▸ **Records shown**:
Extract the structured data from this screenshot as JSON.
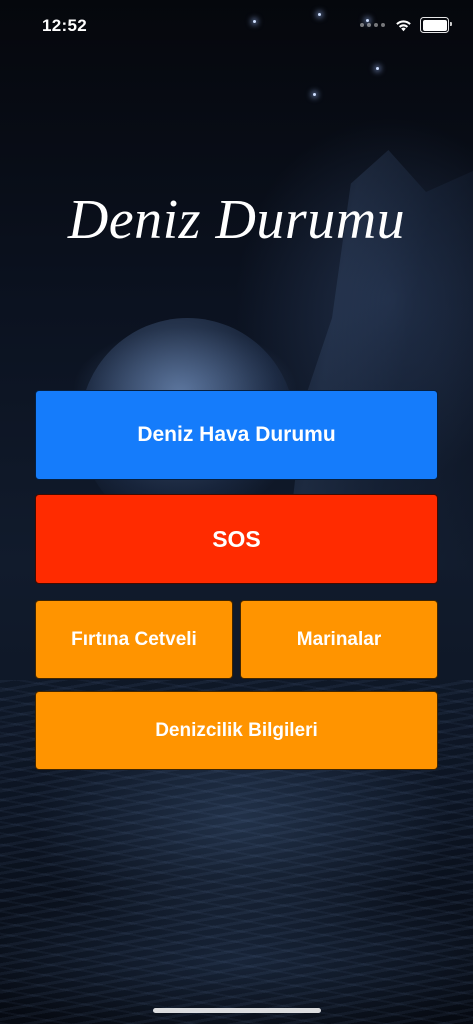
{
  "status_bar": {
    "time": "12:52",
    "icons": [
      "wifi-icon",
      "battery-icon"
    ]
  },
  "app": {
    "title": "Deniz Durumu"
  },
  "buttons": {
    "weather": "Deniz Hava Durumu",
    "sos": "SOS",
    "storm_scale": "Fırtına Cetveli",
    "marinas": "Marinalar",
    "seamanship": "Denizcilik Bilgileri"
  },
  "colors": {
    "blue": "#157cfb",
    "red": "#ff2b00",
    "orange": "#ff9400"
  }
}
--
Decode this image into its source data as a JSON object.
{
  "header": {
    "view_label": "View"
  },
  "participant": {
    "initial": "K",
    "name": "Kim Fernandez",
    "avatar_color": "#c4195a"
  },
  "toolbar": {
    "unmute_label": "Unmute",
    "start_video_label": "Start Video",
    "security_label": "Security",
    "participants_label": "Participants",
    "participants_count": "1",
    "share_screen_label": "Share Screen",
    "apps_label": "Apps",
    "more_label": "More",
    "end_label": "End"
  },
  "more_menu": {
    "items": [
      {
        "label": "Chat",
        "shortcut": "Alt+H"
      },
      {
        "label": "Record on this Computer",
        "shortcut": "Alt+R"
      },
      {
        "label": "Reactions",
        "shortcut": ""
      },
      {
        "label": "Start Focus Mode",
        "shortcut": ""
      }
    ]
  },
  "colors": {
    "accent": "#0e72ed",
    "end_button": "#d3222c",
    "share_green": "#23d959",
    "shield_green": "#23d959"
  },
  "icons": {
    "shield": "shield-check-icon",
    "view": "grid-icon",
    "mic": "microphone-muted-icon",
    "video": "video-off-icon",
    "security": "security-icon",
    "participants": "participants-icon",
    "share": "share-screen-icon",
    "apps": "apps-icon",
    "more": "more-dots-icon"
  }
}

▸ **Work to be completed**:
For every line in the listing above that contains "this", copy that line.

▸ **Answer section**:
Extract the structured data from this screenshot as JSON.
Decode this image into its source data as a JSON object.
        "label": "Record on this Computer",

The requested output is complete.